The whole listing below must be repeated exactly.

▶ **Exercise data**:
..............................

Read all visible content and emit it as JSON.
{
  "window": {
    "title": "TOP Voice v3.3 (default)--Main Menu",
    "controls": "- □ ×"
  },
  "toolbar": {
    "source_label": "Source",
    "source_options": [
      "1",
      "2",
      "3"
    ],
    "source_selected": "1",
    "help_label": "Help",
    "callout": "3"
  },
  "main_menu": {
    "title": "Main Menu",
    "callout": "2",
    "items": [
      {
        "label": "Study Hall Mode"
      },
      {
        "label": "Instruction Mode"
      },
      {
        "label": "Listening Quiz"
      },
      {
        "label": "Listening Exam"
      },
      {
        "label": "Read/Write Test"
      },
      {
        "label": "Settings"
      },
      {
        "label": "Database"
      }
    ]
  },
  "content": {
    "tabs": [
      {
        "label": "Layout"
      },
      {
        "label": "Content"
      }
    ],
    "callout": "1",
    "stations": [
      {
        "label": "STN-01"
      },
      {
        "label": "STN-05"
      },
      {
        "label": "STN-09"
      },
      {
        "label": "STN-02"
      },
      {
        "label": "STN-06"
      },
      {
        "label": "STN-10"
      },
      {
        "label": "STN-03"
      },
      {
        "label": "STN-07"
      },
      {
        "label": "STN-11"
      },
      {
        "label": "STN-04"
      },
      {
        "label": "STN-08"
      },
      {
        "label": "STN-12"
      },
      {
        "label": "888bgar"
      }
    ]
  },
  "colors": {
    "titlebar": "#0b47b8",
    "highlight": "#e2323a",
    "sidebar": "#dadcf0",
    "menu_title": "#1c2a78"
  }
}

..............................

▶ **Answer area**:
Read all visible content and emit it as JSON.
{
  "window": {
    "title": "TOP Voice v3.3 (default)--Main Menu",
    "controls": "- □ ×"
  },
  "toolbar": {
    "source_label": "Source",
    "source_options": [
      "1",
      "2",
      "3"
    ],
    "source_selected": "1",
    "help_label": "Help",
    "callout": "3"
  },
  "main_menu": {
    "title": "Main Menu",
    "callout": "2",
    "items": [
      {
        "label": "Study Hall Mode"
      },
      {
        "label": "Instruction Mode"
      },
      {
        "label": "Listening Quiz"
      },
      {
        "label": "Listening Exam"
      },
      {
        "label": "Read/Write Test"
      },
      {
        "label": "Settings"
      },
      {
        "label": "Database"
      }
    ]
  },
  "content": {
    "tabs": [
      {
        "label": "Layout"
      },
      {
        "label": "Content"
      }
    ],
    "callout": "1",
    "stations": [
      {
        "label": "STN-01"
      },
      {
        "label": "STN-05"
      },
      {
        "label": "STN-09"
      },
      {
        "label": "STN-02"
      },
      {
        "label": "STN-06"
      },
      {
        "label": "STN-10"
      },
      {
        "label": "STN-03"
      },
      {
        "label": "STN-07"
      },
      {
        "label": "STN-11"
      },
      {
        "label": "STN-04"
      },
      {
        "label": "STN-08"
      },
      {
        "label": "STN-12"
      },
      {
        "label": "888bgar"
      }
    ]
  },
  "colors": {
    "titlebar": "#0b47b8",
    "highlight": "#e2323a",
    "sidebar": "#dadcf0",
    "menu_title": "#1c2a78"
  }
}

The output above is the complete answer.